Sales staff also should be working to strengthen the relationship during a meeting. That will help sell the customer on not just the truck but also you and your dealership’s complete offering — and could result in a long-time business partner, says George Papp, sales consultant and trainer for the Used Truck Association’s “Selling for Success” seminars.
In-person cold calls, by contrast, should be viewed as fact-finding missions not selling opportunities. They provide a chance to introduce yourself to a prospective customer and get information about the business and its truck needs. A cold call can become a selling opportunity, but only when a customer takes it in that direction, Papp says.
He recommends being prompt, polite and direct during a cold call. Introduce yourself and ask if you can speak to the person in charge of truck purchasing. If that individual isn’t there, ask for contact information and leave your business card. The goal should be to lay the groundwork for another conversation and eventually a pre-arranged call.
“Cold calling makes things happen,” Papp says.
Used truck sellers also must know how to receive cold calls and engage prospective customers who call out of the blue.
Training salespeople to properly navigate phone inquiries begins before the phone rings. Salespeople should walk a used lot every morning, taking notes on the condition and specs of each truck, so they have a comprehensive description of every truck available.
Customers shopping online have more information available to them today than ever before. That means salespeople should expect more detailed questions during calls.
Papp says most customer calls start with questions about a specific truck or truck financing. Salespeople should have a call outline or script prepared.
“Trigger” questions — “Are you a first-time buyer?” “How many trucks do you currently own?” — are imperative in controlling the call because they get a customer talking about his operation, vehicle needs and price restrictions, Papp says.
Responses should direct a salesperson to a specific call path, built with transitions to address the customer’s most pressing need or concern. Once a customer enters a specific call path, the only way for a salesperson to know what comes next is to listen, Papp says.

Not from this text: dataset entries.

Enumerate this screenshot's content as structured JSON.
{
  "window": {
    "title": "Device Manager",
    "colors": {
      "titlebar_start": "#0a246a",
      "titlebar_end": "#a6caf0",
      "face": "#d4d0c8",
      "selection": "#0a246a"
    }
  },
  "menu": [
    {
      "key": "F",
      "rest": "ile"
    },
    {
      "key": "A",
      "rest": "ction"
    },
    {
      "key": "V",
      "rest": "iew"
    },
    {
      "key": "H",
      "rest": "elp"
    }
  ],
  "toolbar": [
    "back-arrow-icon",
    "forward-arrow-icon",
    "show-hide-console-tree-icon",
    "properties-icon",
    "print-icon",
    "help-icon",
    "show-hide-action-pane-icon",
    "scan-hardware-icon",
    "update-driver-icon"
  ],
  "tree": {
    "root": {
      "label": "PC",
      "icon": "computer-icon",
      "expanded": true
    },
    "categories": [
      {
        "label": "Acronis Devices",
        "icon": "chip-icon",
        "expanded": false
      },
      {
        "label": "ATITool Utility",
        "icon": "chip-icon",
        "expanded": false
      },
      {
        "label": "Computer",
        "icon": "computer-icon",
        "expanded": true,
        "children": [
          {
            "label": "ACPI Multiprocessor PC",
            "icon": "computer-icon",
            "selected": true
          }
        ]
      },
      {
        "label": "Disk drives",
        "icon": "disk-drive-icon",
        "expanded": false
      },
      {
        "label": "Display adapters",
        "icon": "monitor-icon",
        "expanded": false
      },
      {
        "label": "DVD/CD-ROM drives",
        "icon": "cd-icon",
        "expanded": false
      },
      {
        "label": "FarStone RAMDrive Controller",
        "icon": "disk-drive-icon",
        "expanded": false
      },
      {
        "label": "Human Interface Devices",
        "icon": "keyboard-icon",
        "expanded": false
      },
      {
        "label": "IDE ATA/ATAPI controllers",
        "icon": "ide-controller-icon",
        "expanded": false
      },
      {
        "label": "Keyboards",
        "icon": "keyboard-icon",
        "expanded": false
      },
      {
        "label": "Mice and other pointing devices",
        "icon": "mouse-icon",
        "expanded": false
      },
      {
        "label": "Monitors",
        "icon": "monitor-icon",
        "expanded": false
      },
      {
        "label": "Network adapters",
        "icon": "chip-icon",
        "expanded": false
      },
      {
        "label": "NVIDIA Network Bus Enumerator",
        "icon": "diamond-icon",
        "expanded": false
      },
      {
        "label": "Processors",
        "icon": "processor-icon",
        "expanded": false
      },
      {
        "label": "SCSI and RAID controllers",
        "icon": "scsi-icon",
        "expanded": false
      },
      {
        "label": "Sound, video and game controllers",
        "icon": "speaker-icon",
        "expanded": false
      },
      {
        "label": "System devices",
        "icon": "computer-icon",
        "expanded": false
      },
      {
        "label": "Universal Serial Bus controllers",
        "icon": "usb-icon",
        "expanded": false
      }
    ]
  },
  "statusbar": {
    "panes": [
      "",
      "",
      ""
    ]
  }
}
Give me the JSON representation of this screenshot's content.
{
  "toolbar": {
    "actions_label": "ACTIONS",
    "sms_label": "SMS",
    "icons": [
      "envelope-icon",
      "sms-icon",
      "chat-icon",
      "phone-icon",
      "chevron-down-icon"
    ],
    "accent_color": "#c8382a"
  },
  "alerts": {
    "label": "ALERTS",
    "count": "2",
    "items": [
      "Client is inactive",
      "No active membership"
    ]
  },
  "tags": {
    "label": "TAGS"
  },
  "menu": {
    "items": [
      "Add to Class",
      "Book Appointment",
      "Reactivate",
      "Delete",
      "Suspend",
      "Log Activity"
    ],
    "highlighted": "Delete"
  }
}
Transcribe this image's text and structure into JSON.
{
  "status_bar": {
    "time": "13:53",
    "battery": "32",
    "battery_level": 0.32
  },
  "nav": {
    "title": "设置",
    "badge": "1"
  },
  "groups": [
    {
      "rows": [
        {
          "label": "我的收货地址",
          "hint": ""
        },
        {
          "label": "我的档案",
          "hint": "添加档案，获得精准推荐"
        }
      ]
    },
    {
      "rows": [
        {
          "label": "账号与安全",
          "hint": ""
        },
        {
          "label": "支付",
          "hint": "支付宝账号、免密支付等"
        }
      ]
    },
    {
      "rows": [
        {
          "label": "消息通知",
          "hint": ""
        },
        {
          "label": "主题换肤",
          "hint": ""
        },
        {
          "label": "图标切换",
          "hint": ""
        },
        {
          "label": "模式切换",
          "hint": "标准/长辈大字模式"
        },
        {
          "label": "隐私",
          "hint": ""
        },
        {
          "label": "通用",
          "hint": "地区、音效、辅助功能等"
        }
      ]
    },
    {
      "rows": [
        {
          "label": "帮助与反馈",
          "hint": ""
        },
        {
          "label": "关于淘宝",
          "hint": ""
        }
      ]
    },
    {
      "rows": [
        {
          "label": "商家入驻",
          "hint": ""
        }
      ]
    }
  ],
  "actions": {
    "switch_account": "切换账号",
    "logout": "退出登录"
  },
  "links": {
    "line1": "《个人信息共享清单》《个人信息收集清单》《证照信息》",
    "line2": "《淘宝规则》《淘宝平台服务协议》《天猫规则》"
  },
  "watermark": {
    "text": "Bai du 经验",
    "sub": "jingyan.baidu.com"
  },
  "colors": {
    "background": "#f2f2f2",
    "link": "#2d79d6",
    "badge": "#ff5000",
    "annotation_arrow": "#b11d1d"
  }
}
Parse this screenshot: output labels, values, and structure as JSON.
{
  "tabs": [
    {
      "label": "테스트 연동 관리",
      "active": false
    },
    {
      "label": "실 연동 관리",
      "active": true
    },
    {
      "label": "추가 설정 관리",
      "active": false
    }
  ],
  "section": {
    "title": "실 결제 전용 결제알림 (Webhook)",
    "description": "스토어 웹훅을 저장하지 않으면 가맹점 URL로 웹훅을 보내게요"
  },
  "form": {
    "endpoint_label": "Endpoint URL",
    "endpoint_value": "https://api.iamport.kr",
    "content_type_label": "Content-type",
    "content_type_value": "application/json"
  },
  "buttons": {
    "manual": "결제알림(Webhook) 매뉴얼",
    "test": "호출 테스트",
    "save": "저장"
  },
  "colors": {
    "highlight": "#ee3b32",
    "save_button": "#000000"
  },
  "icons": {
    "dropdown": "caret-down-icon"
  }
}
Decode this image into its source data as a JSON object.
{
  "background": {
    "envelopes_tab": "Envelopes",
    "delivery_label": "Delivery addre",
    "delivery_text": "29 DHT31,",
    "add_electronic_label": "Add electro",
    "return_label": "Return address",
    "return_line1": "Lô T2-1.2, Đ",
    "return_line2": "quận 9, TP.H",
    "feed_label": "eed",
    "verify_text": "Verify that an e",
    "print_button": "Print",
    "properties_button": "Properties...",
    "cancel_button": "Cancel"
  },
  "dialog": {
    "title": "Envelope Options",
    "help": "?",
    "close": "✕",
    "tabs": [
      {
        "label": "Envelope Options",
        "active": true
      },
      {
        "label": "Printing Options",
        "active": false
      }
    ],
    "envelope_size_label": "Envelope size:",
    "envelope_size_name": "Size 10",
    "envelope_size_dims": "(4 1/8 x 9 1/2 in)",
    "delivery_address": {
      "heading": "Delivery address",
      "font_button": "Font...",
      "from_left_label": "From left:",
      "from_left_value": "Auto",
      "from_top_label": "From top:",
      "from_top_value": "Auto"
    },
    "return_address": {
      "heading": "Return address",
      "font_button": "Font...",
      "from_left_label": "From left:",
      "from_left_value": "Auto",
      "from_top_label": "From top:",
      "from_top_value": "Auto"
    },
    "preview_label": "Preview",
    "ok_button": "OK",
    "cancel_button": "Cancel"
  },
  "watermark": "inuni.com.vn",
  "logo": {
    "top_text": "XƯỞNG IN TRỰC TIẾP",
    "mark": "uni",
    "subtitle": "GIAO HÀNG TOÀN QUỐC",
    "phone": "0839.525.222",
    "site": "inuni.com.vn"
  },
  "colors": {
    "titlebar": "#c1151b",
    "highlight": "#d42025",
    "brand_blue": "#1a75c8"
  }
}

Phone conversations should be prompt and direct, Papp says. The goal is to take the customer out of the marketplace and into your trust. Listening carefully, being prepared and asking the right questions will help you do so.
Bill Grabarek contributed to this article.